[Start of Attachment]

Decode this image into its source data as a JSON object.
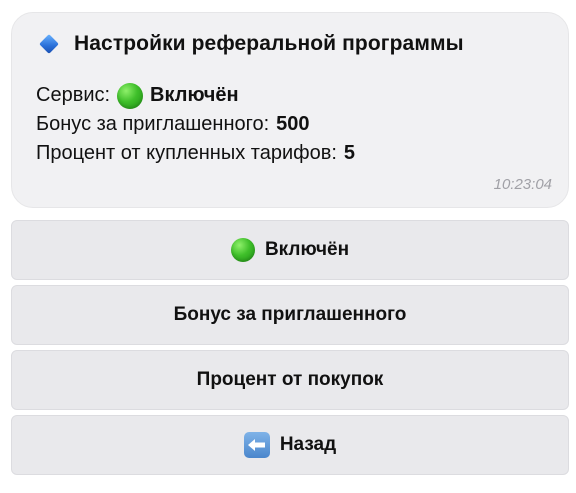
{
  "message": {
    "title": "Настройки реферальной программы",
    "title_icon": "blue-diamond-icon",
    "service_label": "Сервис:",
    "service_status_icon": "green-circle-icon",
    "service_value": "Включён",
    "bonus_label": "Бонус за приглашенного:",
    "bonus_value": "500",
    "percent_label": "Процент от купленных тарифов:",
    "percent_value": "5",
    "time": "10:23:04"
  },
  "buttons": {
    "toggle_label": "Включён",
    "toggle_icon": "green-circle-icon",
    "bonus_label": "Бонус за приглашенного",
    "percent_label": "Процент от покупок",
    "back_label": "Назад",
    "back_icon": "back-arrow-icon"
  },
  "colors": {
    "bubble_bg": "#f1f1f3",
    "button_bg": "#e9e9ec",
    "accent_green": "#3fbf2a",
    "accent_blue": "#2a6fd8",
    "time_text": "#a0a0a6"
  }
}
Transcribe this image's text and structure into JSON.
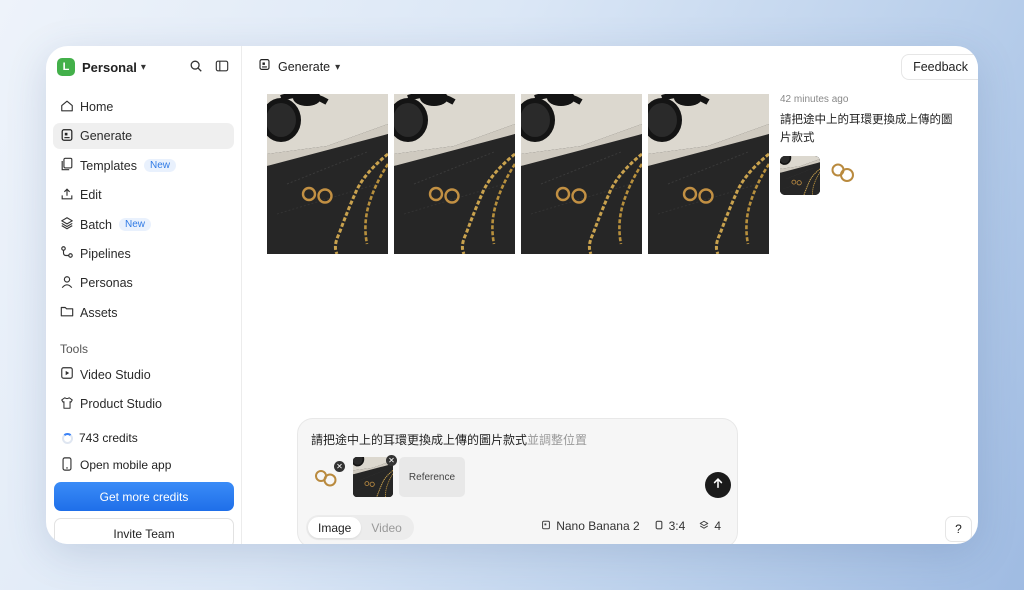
{
  "workspace": {
    "initial": "L",
    "name": "Personal"
  },
  "sidebar": {
    "items": [
      {
        "label": "Home",
        "icon": "home-icon"
      },
      {
        "label": "Generate",
        "icon": "image-frame-icon",
        "active": true
      },
      {
        "label": "Templates",
        "icon": "copy-icon",
        "badge": "New"
      },
      {
        "label": "Edit",
        "icon": "upload-icon"
      },
      {
        "label": "Batch",
        "icon": "layers-icon",
        "badge": "New"
      },
      {
        "label": "Pipelines",
        "icon": "flow-icon"
      },
      {
        "label": "Personas",
        "icon": "person-icon"
      },
      {
        "label": "Assets",
        "icon": "folder-icon"
      }
    ],
    "tools_label": "Tools",
    "tools": [
      {
        "label": "Video Studio",
        "icon": "play-square-icon"
      },
      {
        "label": "Product Studio",
        "icon": "tshirt-icon"
      }
    ],
    "credits": "743 credits",
    "mobile": "Open mobile app",
    "get_credits": "Get more credits",
    "invite": "Invite Team"
  },
  "header": {
    "title": "Generate",
    "feedback": "Feedback"
  },
  "result": {
    "time": "42 minutes ago",
    "prompt": "請把途中上的耳環更換成上傳的圖片款式",
    "image_count": 4
  },
  "composer": {
    "text": "請把途中上的耳環更換成上傳的圖片款式",
    "placeholder_tail": "並調整位置",
    "reference_label": "Reference",
    "modes": [
      "Image",
      "Video"
    ],
    "active_mode": "Image",
    "model": "Nano Banana 2",
    "ratio": "3:4",
    "count": "4"
  },
  "help": "?",
  "colors": {
    "accent": "#2f7ae5",
    "avatar": "#43b04a",
    "send": "#1b1b1b"
  }
}
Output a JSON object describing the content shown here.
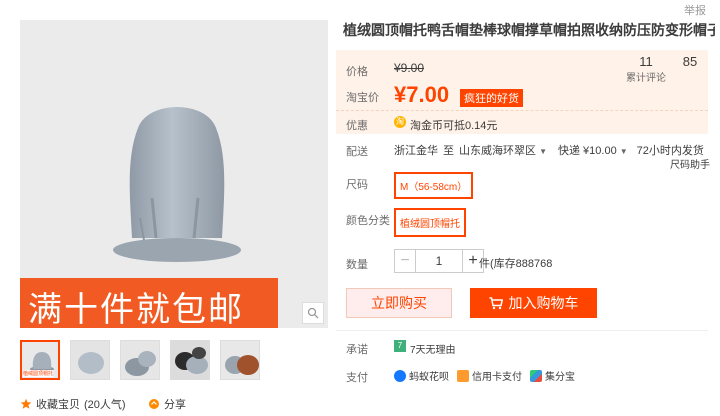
{
  "report": "举报",
  "banner_text": "满十件就包邮",
  "thumb_caption": "植绒圆顶帽托",
  "collect": {
    "label": "收藏宝贝",
    "count": "(20人气)"
  },
  "share_label": "分享",
  "title": "植绒圆顶帽托鸭舌帽垫棒球帽撑草帽拍照收纳防压防变形帽子展示架",
  "price": {
    "label": "价格",
    "original": "¥9.00",
    "tb_label": "淘宝价",
    "tb_price": "¥7.00",
    "promo": "疯狂的好货",
    "perk_label": "优惠",
    "coin_icon_glyph": "淘",
    "coin_text": "淘金币可抵0.14元"
  },
  "stats": {
    "reviews_num": "11",
    "reviews_label": "累计评论",
    "sales_num": "85"
  },
  "shipping": {
    "label": "配送",
    "from": "浙江金华",
    "to_word": "至",
    "to": "山东威海环翠区",
    "method": "快递 ¥10.00",
    "time": "72小时内发货"
  },
  "size": {
    "label": "尺码",
    "value": "M（56-58cm）",
    "helper": "尺码助手"
  },
  "color": {
    "label": "颜色分类",
    "value": "植绒圆顶帽托"
  },
  "quantity": {
    "label": "数量",
    "value": "1",
    "minus": "−",
    "plus": "+",
    "stock": "件(库存888768"
  },
  "buttons": {
    "buy": "立即购买",
    "cart": "加入购物车"
  },
  "promise": {
    "label": "承诺",
    "icon_glyph": "7",
    "text": "7天无理由"
  },
  "payment": {
    "label": "支付",
    "methods": [
      "蚂蚁花呗",
      "信用卡支付",
      "集分宝"
    ]
  },
  "colors": {
    "accent": "#ff4400",
    "price_bg": "#fff2e8",
    "hat": "#a9b4bf",
    "banner": "#f15a22"
  }
}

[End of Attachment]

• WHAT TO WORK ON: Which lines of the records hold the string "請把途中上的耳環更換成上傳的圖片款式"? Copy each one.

• ANSWER TO THE PROBLEM:
    "prompt": "請把途中上的耳環更換成上傳的圖片款式",
    "text": "請把途中上的耳環更換成上傳的圖片款式",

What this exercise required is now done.